THE CFA is urging farmers to be cautious when cutting, baling and storing hay with the strong seasonal growth of pastures and crops.

District 9 Acting Assistant Chief Fire Officer Emma Conway said there has already been hay stack fires in the local area this season, after crews responded to dozens of instances across the state last year.

ACFO Conway said significant grass growth across Gippsland would present some challenges for fire fighters with the increases in fuel, especially along roadsides.

“The current weather pattern makes drying hay challenging with warm periods interspersed with rain, and it doesn’t take much to make the hay damp,” she said.
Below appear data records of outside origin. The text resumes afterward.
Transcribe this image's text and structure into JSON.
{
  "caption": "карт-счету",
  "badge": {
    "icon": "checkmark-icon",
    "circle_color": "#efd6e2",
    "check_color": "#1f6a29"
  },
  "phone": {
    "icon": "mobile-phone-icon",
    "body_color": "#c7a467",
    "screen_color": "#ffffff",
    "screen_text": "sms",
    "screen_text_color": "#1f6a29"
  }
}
“With so many farmers trying to get hay finished, we understand it can be difficult for contractors to ask farmers to wait until the grass on the ground is fully dry.

“The risk of bailing early however can have devastating consequences.”

ACFO Conway said haystack fires could start quite easily from lightning strikes or sparks from equipment and machinery.

But she said spontaneous combustion of the hay bales themselves was a major source of ignition.

Spontaneous combustion occurs when hay has either not properly dried before baling, or has been exposed to rain or damp conditions, meaning moisture content is higher than recommended levels.

“This can happen to any hay bales, regardless of size, and it is something farmers can help prevent,” she said.

“After baling, make sure you check the heat and smell of the bales before stacking them into haysheds or large external stacks, and leave any suspect bales separate from the rest

“By doing so, you’re not just protecting yourself from the financial impact of losing valuable fodder, you’ll also be helping your local brigade and community as haystack fires often occupy crucial firefighting resources during the season when CFA volunteer firefighters are required to monitor haystack fires for several days to make sure smouldering fires don’t spread.”

Important tips:

  • Ensure hay is well cured before bailing.
  • Know the history of the hay you purchase.
  • Keep haystacks to a limited size, and don’t stack hay right to the top of a hay shed.
  • Allow some air to circulate at the top to help carry away moisture.
  • Regularly monitor the moisture and temperature of your hay.
  • Watch for unusual odours such as pipe tobacco, caramel, burning or musty smells.
  • Store hay in separate stacks or sheds away from farm equipment and other buildings.
  • Keep your hay dry. Protect it from rain, leaking rooves or spouts, and runoff. Cover stacks with tarps or hay caps.

Temperature guide – what to do when your hay is overheating:

  • Use a thermometer in a probe or insert a crowbar into the middle of the stack for two hours.
  • If it is less than 50 degrees – or if you can handle bar without discomfort – check
    the temperature daily.
  •  Between 50 and 60 degrees – or if you can only handle the crowbar for a short time – then check the temperature twice daily. Remove machinery from the shed.
  • Between 60 and 70 degrees – or if you can touch bar only briefly – check the temperature every two to four hours. Move the hay to improve air flow.
  • If it is more than 70 degrees – or the bar is too hot to hold – there is a potential for fire. Call 000 immediately. Avoid walking on top of haystack.